RECORD EXTRACTS —
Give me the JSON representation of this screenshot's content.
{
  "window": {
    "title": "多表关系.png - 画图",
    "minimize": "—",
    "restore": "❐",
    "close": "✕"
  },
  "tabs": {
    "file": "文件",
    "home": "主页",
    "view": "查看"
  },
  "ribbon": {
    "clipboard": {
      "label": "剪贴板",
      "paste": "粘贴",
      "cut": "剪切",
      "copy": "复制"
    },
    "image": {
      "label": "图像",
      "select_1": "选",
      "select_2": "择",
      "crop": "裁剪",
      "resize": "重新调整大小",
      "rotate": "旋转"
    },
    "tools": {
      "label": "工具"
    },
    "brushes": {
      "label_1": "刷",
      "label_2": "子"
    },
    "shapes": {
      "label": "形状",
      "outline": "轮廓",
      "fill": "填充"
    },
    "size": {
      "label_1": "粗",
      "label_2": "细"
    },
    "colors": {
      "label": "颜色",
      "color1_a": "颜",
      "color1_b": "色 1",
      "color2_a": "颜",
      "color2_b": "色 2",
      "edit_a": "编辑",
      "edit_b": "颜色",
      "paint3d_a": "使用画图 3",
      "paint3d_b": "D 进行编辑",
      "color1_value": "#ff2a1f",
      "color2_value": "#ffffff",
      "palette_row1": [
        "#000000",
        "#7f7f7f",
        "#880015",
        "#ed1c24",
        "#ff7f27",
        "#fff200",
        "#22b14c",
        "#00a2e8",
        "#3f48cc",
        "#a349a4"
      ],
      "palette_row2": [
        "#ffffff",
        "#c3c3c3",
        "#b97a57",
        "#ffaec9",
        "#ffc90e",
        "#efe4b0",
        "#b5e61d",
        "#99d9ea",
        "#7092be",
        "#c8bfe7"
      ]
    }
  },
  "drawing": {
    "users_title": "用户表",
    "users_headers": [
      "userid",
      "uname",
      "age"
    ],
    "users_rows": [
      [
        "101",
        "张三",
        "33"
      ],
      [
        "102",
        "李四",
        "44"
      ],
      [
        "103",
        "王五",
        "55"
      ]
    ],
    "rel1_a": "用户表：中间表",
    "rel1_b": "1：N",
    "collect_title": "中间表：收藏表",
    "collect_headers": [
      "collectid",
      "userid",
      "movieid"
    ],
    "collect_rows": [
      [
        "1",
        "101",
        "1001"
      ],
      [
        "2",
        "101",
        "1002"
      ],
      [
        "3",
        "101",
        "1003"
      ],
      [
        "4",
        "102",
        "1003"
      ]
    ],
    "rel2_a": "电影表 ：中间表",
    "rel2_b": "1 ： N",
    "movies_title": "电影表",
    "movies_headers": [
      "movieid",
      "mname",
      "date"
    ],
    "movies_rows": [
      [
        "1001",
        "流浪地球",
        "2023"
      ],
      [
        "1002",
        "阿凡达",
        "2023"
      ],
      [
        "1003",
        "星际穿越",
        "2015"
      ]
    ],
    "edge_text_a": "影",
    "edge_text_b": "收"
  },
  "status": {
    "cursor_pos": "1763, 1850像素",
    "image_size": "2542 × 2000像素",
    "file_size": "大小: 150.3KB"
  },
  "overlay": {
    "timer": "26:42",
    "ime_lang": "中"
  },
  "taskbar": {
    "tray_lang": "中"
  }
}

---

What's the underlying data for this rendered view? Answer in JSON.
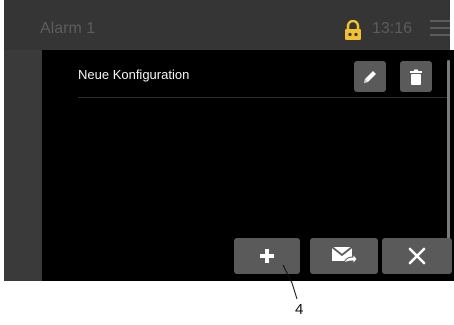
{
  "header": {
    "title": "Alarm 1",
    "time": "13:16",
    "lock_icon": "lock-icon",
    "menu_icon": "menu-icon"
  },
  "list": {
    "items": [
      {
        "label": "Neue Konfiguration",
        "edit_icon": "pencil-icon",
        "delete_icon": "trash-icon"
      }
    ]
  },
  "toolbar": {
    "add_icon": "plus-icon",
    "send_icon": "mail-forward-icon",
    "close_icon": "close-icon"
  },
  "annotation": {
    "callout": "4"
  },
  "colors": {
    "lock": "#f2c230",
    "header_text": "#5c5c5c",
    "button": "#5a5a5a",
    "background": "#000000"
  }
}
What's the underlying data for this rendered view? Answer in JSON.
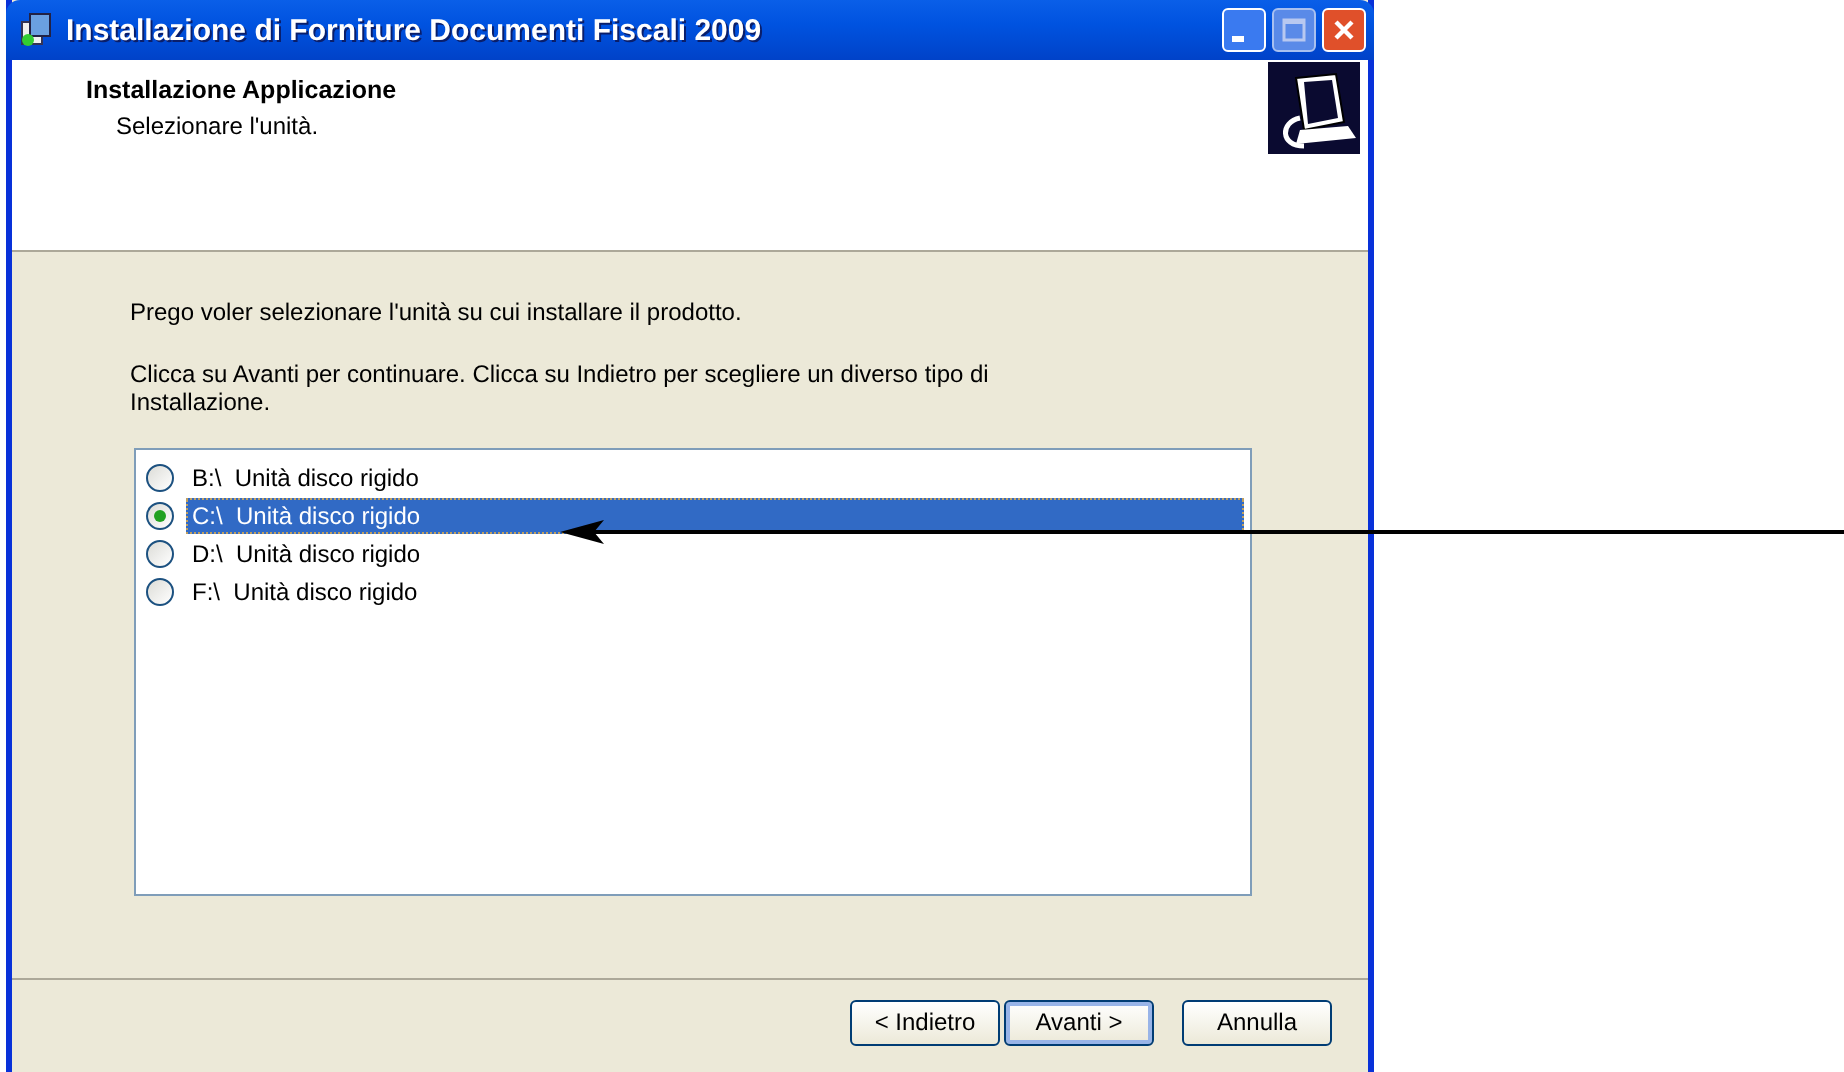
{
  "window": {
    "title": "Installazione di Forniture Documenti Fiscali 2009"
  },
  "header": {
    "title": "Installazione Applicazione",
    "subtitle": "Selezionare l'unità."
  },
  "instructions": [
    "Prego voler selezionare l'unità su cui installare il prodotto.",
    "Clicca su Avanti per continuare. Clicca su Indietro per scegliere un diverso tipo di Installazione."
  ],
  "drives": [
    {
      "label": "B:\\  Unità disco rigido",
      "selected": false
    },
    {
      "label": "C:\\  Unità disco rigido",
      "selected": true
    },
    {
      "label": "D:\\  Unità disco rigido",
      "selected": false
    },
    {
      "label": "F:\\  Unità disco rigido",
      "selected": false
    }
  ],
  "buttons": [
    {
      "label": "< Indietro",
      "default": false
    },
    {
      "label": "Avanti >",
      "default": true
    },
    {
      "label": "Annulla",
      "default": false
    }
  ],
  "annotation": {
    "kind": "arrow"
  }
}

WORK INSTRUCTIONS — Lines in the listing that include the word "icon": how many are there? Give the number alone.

SOLUTION BELOW — 7